** PROBLEM STATEMENT **
Below are the records; count how many of their lines contain the word "object" and give that number only.

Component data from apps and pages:
= = =

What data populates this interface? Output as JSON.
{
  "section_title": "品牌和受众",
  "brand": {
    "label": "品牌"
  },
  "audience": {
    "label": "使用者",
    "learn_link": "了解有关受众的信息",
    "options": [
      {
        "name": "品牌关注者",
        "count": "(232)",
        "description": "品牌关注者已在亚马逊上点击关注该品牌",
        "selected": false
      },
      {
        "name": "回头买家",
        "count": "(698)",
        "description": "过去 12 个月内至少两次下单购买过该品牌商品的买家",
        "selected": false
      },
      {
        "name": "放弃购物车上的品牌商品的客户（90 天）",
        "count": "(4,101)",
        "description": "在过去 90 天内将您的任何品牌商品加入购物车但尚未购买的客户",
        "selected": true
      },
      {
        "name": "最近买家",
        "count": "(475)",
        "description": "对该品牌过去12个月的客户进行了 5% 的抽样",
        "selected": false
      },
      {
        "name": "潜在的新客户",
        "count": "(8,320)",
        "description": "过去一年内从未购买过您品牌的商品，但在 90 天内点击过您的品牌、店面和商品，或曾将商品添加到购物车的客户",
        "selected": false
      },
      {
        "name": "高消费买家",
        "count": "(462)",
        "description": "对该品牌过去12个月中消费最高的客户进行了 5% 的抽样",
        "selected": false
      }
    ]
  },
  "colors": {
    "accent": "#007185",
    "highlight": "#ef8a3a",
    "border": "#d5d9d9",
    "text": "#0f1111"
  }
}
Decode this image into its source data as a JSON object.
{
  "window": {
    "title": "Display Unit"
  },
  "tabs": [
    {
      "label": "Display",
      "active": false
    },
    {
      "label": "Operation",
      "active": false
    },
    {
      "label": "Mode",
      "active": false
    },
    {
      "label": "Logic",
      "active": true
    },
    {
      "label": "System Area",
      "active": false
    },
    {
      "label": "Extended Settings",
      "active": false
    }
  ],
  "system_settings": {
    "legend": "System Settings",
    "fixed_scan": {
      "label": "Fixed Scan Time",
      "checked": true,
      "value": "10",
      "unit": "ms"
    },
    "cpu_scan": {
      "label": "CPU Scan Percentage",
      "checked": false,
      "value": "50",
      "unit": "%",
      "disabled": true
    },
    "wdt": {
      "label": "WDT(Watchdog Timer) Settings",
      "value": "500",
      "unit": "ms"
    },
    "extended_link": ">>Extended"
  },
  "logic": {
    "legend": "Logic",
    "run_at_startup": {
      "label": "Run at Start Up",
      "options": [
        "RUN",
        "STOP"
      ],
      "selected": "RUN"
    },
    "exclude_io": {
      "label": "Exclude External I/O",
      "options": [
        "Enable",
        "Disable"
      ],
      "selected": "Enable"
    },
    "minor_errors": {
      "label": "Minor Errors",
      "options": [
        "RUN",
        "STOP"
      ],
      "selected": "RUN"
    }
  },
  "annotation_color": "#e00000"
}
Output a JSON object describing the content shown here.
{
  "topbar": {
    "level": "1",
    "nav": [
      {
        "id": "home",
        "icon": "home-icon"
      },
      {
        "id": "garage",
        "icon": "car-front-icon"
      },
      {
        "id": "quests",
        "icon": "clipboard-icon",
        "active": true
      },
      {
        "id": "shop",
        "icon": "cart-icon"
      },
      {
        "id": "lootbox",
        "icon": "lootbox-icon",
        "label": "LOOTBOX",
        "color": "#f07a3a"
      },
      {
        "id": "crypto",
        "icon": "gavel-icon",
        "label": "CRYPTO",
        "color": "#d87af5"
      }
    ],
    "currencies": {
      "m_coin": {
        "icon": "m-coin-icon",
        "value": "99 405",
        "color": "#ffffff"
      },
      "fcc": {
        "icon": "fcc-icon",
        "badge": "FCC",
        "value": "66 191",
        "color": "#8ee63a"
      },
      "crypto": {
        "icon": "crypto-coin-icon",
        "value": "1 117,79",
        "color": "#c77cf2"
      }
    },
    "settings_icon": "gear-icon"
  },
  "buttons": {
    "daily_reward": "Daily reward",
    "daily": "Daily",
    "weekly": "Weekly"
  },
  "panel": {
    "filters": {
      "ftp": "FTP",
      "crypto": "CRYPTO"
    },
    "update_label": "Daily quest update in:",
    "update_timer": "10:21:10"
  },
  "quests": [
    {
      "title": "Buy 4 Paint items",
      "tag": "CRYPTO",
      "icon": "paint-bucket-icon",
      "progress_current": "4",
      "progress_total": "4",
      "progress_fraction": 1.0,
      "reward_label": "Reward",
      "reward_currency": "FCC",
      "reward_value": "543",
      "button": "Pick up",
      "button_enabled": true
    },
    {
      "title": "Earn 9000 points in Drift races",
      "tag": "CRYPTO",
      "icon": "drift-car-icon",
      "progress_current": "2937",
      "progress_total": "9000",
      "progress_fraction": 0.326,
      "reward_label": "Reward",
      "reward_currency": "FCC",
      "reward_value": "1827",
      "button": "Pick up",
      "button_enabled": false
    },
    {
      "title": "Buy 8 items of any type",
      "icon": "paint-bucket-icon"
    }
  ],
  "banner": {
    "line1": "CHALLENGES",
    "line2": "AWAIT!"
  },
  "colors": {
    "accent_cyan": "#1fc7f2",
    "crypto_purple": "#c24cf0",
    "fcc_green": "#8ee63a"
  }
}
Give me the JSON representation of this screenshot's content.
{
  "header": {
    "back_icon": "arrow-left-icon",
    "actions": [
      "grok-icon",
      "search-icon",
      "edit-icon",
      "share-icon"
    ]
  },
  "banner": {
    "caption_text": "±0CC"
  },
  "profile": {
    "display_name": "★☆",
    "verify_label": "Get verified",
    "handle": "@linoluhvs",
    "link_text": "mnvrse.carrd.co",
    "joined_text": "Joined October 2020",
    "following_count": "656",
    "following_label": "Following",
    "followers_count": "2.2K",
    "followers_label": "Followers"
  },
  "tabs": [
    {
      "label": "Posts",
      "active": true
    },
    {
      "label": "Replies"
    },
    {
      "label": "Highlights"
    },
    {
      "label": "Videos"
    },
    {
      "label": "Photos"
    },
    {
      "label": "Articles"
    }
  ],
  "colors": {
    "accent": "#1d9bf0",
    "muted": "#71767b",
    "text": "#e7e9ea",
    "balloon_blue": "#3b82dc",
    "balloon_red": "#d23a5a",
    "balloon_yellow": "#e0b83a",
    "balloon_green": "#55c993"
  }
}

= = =

** ANSWER TO THIS EXERCISE **
2